Start of Block

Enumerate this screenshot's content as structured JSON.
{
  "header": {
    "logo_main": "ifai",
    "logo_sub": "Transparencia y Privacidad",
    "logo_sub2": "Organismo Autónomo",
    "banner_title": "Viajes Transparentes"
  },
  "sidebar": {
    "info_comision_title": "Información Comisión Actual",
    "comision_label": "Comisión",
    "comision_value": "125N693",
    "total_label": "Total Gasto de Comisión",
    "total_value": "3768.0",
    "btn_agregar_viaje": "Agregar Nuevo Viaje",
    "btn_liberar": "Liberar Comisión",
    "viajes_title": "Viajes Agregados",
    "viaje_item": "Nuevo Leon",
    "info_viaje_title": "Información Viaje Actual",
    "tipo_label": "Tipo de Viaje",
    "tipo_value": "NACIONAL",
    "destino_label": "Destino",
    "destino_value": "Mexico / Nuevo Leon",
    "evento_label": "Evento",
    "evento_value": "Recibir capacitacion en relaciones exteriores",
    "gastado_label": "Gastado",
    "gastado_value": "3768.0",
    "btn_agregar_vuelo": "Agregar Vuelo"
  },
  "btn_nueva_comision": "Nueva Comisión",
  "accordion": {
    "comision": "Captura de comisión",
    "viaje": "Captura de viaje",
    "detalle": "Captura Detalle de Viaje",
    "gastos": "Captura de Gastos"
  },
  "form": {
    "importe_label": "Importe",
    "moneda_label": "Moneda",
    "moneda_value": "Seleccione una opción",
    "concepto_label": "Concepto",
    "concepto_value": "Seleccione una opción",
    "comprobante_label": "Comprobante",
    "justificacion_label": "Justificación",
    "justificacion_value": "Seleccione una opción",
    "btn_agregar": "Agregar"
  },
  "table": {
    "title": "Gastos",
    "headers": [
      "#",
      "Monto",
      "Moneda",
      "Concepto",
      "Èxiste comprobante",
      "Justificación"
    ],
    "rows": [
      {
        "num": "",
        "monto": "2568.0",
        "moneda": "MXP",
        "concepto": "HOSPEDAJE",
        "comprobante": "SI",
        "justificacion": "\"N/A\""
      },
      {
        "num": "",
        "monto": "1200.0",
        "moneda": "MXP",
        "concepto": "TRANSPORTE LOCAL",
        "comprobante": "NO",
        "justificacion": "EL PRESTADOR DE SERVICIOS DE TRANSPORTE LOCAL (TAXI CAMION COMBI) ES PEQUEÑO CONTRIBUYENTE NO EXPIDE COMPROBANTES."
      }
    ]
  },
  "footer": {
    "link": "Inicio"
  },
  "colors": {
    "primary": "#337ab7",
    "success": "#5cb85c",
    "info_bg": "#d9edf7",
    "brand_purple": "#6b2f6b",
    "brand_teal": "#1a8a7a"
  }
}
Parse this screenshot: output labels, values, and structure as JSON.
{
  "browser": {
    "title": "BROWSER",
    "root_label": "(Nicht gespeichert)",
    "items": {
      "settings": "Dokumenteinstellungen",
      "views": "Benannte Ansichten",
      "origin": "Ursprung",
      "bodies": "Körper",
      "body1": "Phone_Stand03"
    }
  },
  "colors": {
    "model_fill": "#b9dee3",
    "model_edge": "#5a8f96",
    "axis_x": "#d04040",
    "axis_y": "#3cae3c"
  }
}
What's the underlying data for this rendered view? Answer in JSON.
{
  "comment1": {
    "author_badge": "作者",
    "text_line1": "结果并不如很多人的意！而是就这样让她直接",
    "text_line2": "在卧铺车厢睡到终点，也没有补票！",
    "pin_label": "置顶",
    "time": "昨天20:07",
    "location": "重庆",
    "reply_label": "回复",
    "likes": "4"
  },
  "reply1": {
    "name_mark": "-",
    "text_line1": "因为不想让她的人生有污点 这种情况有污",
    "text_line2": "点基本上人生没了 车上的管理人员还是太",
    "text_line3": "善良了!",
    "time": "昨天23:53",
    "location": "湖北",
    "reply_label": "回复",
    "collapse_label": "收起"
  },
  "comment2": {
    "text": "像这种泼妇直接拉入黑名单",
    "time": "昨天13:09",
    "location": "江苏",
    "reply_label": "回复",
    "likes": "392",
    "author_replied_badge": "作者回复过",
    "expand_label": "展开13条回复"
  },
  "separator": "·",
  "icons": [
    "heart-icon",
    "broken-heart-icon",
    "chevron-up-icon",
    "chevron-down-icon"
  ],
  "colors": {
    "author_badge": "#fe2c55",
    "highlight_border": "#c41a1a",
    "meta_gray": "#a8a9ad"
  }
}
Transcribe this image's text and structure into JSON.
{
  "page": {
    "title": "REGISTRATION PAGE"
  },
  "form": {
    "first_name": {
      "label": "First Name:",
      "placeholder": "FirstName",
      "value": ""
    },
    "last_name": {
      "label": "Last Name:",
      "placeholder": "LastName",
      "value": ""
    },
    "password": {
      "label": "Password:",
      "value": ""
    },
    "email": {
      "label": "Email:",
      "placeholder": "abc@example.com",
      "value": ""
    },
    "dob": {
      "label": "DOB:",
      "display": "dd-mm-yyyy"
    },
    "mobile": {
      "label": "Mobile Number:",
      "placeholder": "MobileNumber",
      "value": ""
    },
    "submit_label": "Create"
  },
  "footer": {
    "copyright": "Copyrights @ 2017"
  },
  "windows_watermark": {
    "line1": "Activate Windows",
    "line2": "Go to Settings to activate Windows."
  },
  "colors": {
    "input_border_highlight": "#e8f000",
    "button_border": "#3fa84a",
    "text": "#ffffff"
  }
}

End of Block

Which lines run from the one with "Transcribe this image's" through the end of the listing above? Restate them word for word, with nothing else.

Transcribe this image's text and structure into JSON.
{
  "page": {
    "title": "REGISTRATION PAGE"
  },
  "form": {
    "first_name": {
      "label": "First Name:",
      "placeholder": "FirstName",
      "value": ""
    },
    "last_name": {
      "label": "Last Name:",
      "placeholder": "LastName",
      "value": ""
    },
    "password": {
      "label": "Password:",
      "value": ""
    },
    "email": {
      "label": "Email:",
      "placeholder": "abc@example.com",
      "value": ""
    },
    "dob": {
      "label": "DOB:",
      "display": "dd-mm-yyyy"
    },
    "mobile": {
      "label": "Mobile Number:",
      "placeholder": "MobileNumber",
      "value": ""
    },
    "submit_label": "Create"
  },
  "footer": {
    "copyright": "Copyrights @ 2017"
  },
  "windows_watermark": {
    "line1": "Activate Windows",
    "line2": "Go to Settings to activate Windows."
  },
  "colors": {
    "input_border_highlight": "#e8f000",
    "button_border": "#3fa84a",
    "text": "#ffffff"
  }
}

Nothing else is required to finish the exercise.